**What is required**
I would like you to print all the records below exactly as they are.

**Material to process**
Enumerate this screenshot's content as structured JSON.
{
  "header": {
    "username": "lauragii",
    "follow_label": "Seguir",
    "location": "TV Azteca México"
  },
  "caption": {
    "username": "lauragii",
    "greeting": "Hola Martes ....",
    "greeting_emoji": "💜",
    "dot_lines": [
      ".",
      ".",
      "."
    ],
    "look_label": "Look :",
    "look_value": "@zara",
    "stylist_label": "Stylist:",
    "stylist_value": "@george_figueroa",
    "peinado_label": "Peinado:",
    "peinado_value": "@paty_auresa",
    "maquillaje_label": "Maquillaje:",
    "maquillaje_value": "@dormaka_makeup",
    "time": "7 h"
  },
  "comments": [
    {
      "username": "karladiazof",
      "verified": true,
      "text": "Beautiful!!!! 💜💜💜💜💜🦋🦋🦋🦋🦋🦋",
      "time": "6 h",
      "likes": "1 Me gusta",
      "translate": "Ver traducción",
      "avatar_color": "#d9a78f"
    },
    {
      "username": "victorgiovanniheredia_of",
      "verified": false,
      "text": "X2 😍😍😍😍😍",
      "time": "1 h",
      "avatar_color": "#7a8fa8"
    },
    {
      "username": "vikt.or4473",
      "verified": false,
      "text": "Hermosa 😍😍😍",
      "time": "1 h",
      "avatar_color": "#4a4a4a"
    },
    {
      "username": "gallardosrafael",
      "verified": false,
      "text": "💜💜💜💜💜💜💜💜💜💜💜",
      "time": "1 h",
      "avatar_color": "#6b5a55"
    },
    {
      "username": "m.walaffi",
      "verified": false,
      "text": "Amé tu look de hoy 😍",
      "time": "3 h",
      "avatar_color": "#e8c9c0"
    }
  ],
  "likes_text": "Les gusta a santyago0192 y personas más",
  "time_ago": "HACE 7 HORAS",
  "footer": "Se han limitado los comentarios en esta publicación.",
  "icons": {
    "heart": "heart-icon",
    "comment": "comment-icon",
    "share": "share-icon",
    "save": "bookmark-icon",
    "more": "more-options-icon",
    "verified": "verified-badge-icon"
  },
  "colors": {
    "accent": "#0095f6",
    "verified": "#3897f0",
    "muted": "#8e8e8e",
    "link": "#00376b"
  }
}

**Response to the task**
Enumerate this screenshot's content as structured JSON.
{
  "header": {
    "username": "lauragii",
    "follow_label": "Seguir",
    "location": "TV Azteca México"
  },
  "caption": {
    "username": "lauragii",
    "greeting": "Hola Martes ....",
    "greeting_emoji": "💜",
    "dot_lines": [
      ".",
      ".",
      "."
    ],
    "look_label": "Look :",
    "look_value": "@zara",
    "stylist_label": "Stylist:",
    "stylist_value": "@george_figueroa",
    "peinado_label": "Peinado:",
    "peinado_value": "@paty_auresa",
    "maquillaje_label": "Maquillaje:",
    "maquillaje_value": "@dormaka_makeup",
    "time": "7 h"
  },
  "comments": [
    {
      "username": "karladiazof",
      "verified": true,
      "text": "Beautiful!!!! 💜💜💜💜💜🦋🦋🦋🦋🦋🦋",
      "time": "6 h",
      "likes": "1 Me gusta",
      "translate": "Ver traducción",
      "avatar_color": "#d9a78f"
    },
    {
      "username": "victorgiovanniheredia_of",
      "verified": false,
      "text": "X2 😍😍😍😍😍",
      "time": "1 h",
      "avatar_color": "#7a8fa8"
    },
    {
      "username": "vikt.or4473",
      "verified": false,
      "text": "Hermosa 😍😍😍",
      "time": "1 h",
      "avatar_color": "#4a4a4a"
    },
    {
      "username": "gallardosrafael",
      "verified": false,
      "text": "💜💜💜💜💜💜💜💜💜💜💜",
      "time": "1 h",
      "avatar_color": "#6b5a55"
    },
    {
      "username": "m.walaffi",
      "verified": false,
      "text": "Amé tu look de hoy 😍",
      "time": "3 h",
      "avatar_color": "#e8c9c0"
    }
  ],
  "likes_text": "Les gusta a santyago0192 y personas más",
  "time_ago": "HACE 7 HORAS",
  "footer": "Se han limitado los comentarios en esta publicación.",
  "icons": {
    "heart": "heart-icon",
    "comment": "comment-icon",
    "share": "share-icon",
    "save": "bookmark-icon",
    "more": "more-options-icon",
    "verified": "verified-badge-icon"
  },
  "colors": {
    "accent": "#0095f6",
    "verified": "#3897f0",
    "muted": "#8e8e8e",
    "link": "#00376b"
  }
}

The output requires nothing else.